* **WORK INSTRUCTION**
What is the number of lines in the entries that contain the word "JSON"? Answer with that figure alone.

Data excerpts
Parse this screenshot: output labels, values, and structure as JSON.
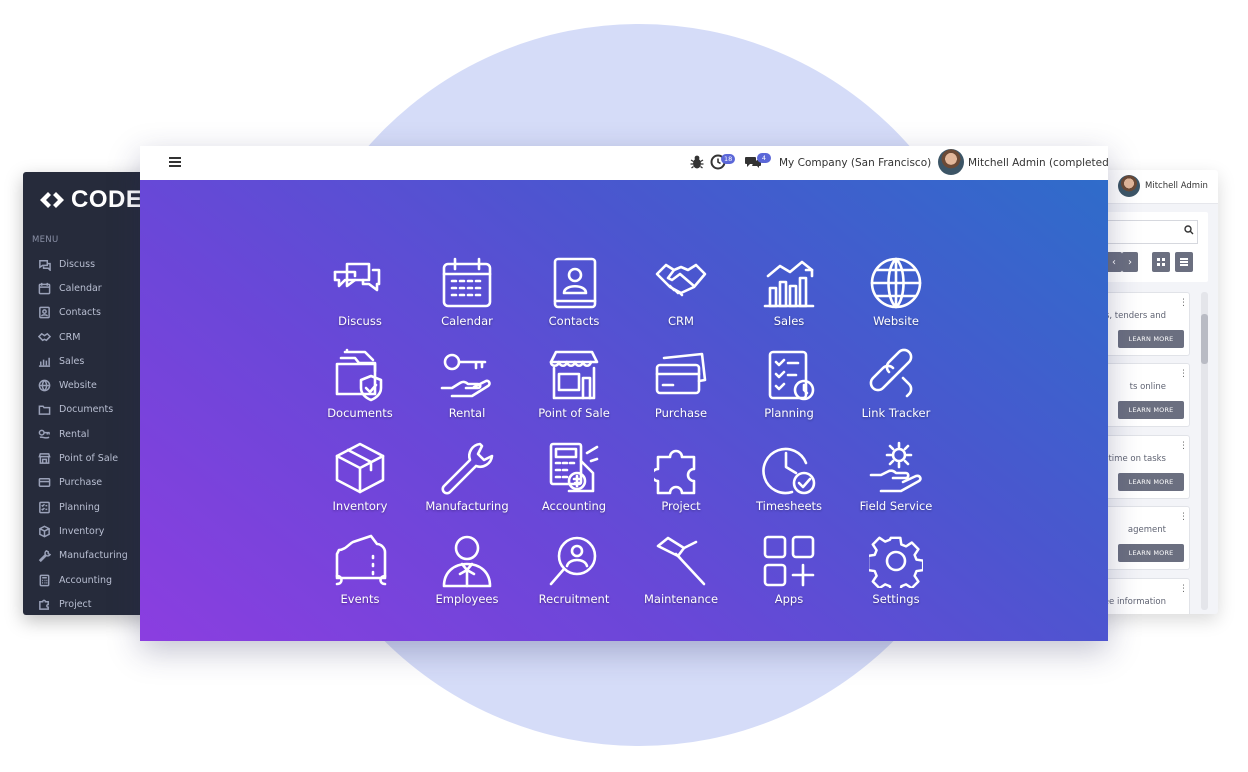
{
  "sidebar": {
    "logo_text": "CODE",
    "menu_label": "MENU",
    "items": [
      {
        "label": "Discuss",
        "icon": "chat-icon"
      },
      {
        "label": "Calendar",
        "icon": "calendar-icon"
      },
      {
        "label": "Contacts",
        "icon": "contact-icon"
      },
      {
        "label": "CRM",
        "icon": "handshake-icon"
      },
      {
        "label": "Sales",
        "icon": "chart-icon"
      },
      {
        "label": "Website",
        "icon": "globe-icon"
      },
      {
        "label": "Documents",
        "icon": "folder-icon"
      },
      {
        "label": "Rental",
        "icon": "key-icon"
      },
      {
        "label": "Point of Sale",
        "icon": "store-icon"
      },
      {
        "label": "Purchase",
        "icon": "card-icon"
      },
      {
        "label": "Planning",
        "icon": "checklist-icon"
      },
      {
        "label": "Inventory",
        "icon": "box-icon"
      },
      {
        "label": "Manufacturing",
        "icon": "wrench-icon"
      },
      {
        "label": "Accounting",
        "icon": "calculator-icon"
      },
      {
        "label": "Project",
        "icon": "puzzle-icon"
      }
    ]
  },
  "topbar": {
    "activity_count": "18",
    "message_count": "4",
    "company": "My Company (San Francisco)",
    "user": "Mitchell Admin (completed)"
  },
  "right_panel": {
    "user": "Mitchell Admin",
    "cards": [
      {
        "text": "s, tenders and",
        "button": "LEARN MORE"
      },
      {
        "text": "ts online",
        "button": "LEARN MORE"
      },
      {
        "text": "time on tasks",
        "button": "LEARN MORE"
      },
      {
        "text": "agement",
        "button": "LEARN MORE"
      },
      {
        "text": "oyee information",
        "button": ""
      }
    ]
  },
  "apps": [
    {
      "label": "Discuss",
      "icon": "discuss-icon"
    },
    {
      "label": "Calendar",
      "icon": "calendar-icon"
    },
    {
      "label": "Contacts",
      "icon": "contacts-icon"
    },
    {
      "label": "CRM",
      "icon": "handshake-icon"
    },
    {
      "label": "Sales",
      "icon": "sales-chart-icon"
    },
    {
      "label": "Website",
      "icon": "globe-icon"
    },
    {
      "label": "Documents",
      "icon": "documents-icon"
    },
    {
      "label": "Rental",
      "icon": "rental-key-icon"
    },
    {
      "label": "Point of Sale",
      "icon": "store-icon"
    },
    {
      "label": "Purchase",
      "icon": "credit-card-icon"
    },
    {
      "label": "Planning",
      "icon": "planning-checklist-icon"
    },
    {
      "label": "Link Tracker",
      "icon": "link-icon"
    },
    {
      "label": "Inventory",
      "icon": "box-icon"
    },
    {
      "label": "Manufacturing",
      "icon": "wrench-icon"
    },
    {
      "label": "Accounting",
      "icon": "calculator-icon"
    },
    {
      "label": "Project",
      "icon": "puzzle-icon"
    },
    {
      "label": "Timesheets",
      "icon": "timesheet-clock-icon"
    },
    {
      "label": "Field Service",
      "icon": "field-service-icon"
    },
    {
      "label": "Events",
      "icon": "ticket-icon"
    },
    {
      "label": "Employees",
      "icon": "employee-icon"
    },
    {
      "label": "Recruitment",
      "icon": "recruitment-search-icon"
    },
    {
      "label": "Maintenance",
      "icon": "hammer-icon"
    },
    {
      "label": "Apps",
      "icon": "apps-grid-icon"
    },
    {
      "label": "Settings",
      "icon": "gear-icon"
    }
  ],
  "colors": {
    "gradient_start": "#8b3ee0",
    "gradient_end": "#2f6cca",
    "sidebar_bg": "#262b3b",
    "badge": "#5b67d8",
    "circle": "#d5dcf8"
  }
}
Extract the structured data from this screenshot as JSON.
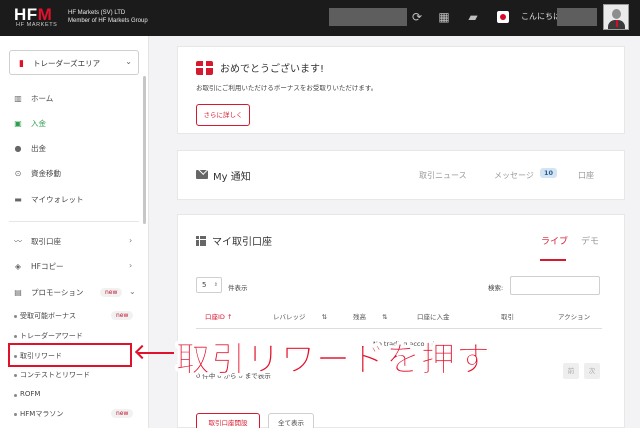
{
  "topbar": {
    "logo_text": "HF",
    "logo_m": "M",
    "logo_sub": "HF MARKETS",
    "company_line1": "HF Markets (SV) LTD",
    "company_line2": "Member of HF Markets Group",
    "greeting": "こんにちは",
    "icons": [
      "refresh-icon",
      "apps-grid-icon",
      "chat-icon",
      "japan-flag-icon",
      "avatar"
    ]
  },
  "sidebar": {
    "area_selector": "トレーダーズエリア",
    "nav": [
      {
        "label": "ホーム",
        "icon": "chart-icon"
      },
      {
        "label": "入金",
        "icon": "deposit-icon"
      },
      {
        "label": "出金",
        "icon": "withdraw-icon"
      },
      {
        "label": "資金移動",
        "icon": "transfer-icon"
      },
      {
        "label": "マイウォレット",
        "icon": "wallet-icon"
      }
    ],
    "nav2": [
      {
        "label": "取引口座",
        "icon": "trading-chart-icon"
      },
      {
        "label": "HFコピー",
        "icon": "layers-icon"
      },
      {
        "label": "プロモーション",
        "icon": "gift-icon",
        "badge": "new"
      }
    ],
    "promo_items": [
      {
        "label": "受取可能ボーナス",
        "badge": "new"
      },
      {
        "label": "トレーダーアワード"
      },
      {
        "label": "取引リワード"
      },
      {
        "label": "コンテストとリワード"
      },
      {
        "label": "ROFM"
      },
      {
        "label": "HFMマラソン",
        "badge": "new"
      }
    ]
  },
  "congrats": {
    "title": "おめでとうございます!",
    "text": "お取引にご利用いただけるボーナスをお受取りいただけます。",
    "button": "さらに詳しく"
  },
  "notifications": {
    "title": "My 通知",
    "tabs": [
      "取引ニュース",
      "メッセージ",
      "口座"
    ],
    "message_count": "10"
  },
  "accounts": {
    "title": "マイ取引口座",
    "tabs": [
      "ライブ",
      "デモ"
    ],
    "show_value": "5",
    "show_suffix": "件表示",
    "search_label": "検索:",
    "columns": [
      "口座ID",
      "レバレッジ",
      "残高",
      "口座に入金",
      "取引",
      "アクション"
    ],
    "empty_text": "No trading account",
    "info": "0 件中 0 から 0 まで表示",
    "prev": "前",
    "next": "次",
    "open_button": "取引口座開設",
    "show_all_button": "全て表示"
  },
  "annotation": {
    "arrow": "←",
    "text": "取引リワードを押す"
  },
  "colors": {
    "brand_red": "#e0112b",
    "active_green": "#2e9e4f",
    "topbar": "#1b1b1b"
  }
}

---

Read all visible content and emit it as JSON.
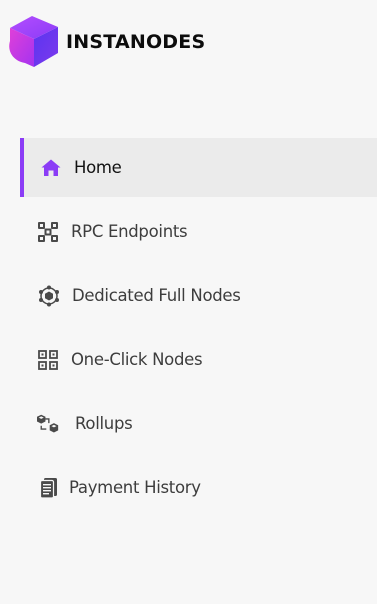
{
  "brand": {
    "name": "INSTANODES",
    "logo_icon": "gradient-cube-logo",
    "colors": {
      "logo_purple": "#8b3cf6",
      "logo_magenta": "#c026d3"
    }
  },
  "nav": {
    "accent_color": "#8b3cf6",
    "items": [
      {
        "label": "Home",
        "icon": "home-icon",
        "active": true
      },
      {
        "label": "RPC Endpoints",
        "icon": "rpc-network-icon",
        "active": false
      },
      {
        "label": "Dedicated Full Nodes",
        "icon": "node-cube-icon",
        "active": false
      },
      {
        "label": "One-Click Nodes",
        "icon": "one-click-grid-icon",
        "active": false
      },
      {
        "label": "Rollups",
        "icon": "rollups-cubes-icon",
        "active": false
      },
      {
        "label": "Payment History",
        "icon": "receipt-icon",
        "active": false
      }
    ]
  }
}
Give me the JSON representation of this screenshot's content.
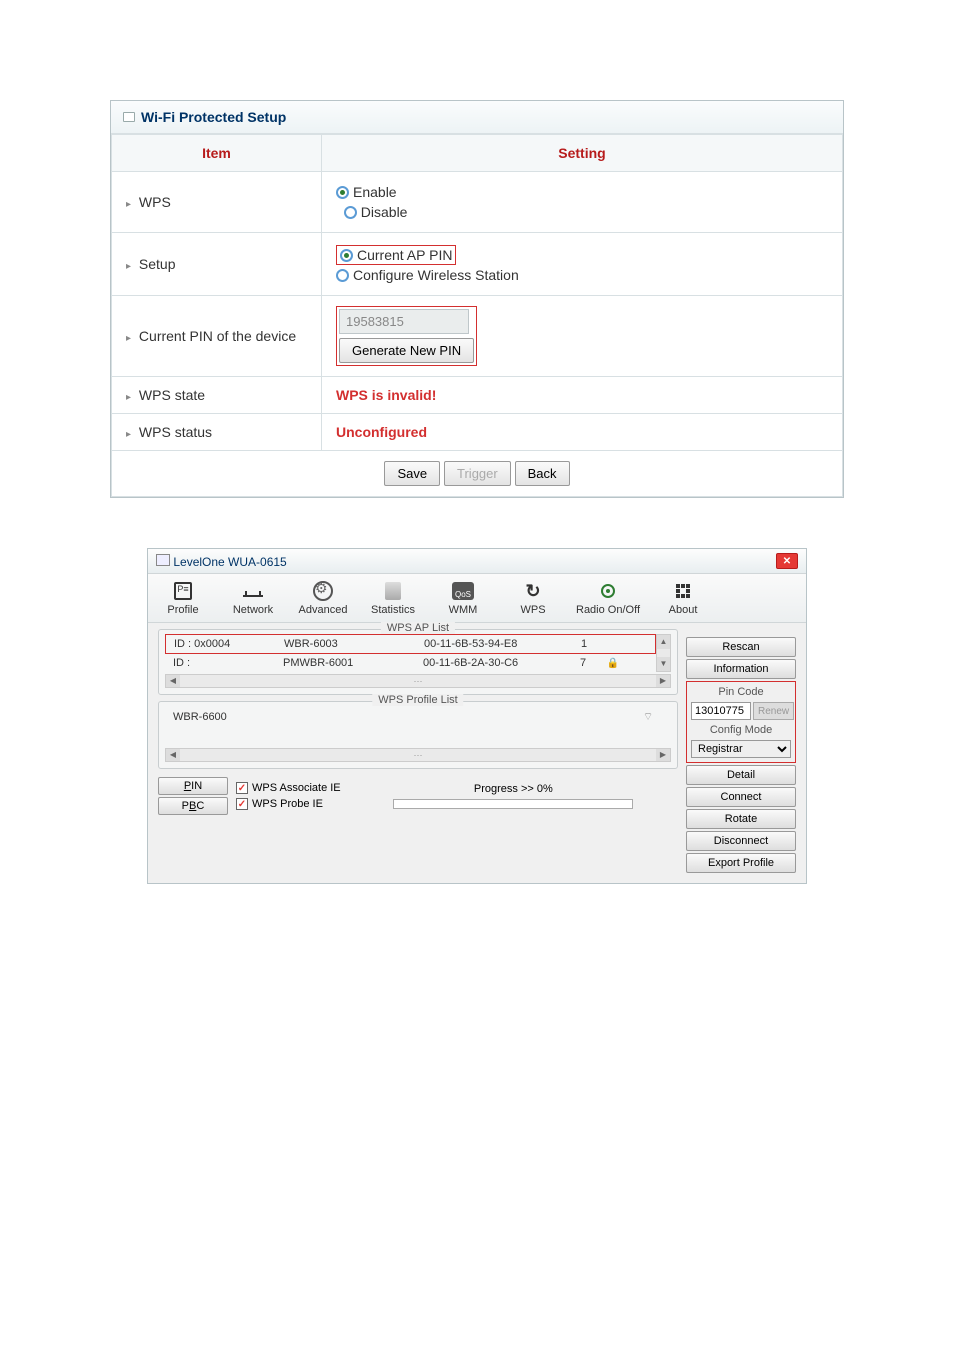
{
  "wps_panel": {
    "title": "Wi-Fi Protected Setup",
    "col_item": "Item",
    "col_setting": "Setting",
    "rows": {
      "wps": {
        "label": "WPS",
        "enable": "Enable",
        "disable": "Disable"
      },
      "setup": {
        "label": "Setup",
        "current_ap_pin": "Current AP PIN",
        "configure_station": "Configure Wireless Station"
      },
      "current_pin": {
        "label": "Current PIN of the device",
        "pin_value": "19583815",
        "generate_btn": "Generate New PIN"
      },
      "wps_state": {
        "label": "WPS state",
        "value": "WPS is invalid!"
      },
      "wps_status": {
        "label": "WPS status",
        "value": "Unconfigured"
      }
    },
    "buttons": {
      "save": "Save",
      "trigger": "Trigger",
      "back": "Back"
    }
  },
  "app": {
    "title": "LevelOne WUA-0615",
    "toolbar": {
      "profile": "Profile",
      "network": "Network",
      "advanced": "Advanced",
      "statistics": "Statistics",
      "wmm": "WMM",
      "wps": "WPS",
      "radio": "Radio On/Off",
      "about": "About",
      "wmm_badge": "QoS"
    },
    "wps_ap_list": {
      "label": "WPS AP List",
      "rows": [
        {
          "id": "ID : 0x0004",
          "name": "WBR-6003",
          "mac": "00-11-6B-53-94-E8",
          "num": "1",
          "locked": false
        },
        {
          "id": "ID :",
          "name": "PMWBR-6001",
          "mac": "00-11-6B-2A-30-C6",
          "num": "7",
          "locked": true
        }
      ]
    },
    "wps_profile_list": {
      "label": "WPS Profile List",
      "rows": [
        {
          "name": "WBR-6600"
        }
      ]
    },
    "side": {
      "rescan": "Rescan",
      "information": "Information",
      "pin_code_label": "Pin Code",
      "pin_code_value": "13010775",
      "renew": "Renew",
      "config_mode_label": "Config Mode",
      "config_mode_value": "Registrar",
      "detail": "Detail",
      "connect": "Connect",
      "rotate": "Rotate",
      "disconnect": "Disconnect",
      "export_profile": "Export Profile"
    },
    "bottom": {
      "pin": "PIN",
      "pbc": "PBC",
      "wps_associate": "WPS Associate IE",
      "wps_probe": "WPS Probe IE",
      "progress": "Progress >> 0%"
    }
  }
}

* **EXPECTED ANSWER**
4